▶ EXERCISE INSTRUCTIONS
How many lines in the listing below contain the string "foobar"? Say only the number.

▶ RAW DATA
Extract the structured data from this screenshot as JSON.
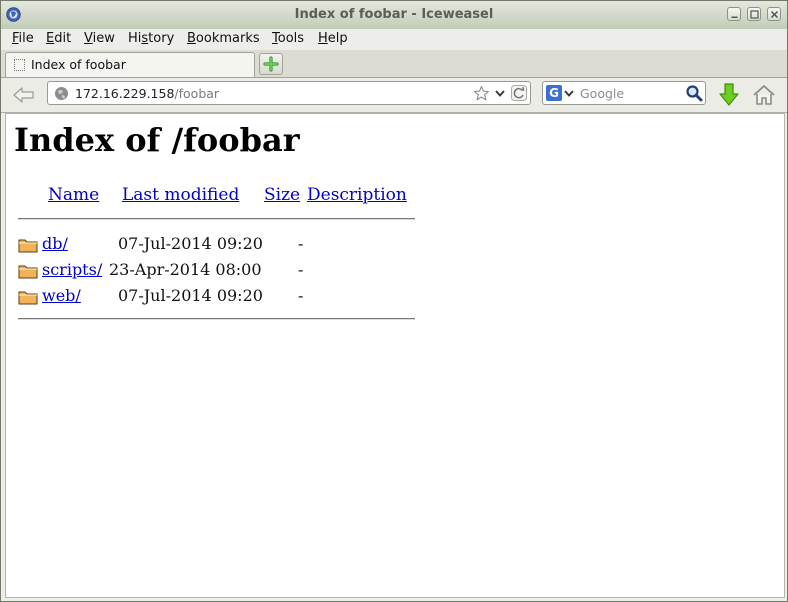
{
  "window": {
    "title": "Index of foobar - Iceweasel"
  },
  "menubar": {
    "items": [
      {
        "accel": "F",
        "rest": "ile"
      },
      {
        "accel": "E",
        "rest": "dit"
      },
      {
        "accel": "V",
        "rest": "iew"
      },
      {
        "pre": "Hi",
        "accel": "s",
        "rest": "tory"
      },
      {
        "accel": "B",
        "rest": "ookmarks"
      },
      {
        "accel": "T",
        "rest": "ools"
      },
      {
        "accel": "H",
        "rest": "elp"
      }
    ]
  },
  "tabs": [
    {
      "title": "Index of foobar",
      "selected": true
    }
  ],
  "navbar": {
    "url_host": "172.16.229.158",
    "url_path": "/foobar",
    "search_placeholder": "Google",
    "search_engine_icon": "G",
    "icons": [
      "back-icon",
      "globe-icon",
      "star-icon",
      "dropdown-icon",
      "reload-icon",
      "search-icon",
      "download-icon",
      "home-icon"
    ]
  },
  "page": {
    "heading": "Index of /foobar",
    "columns": {
      "name": "Name",
      "modified": "Last modified",
      "size": "Size",
      "description": "Description"
    },
    "entries": [
      {
        "name": "db/",
        "modified": "07-Jul-2014 09:20",
        "size": "-"
      },
      {
        "name": "scripts/",
        "modified": "23-Apr-2014 08:00",
        "size": "-"
      },
      {
        "name": "web/",
        "modified": "07-Jul-2014 09:20",
        "size": "-"
      }
    ]
  },
  "colors": {
    "link": "#0000cc",
    "titlebar": "#c2cbb8",
    "folder": "#f2b25a"
  }
}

▶ THE ANSWER
4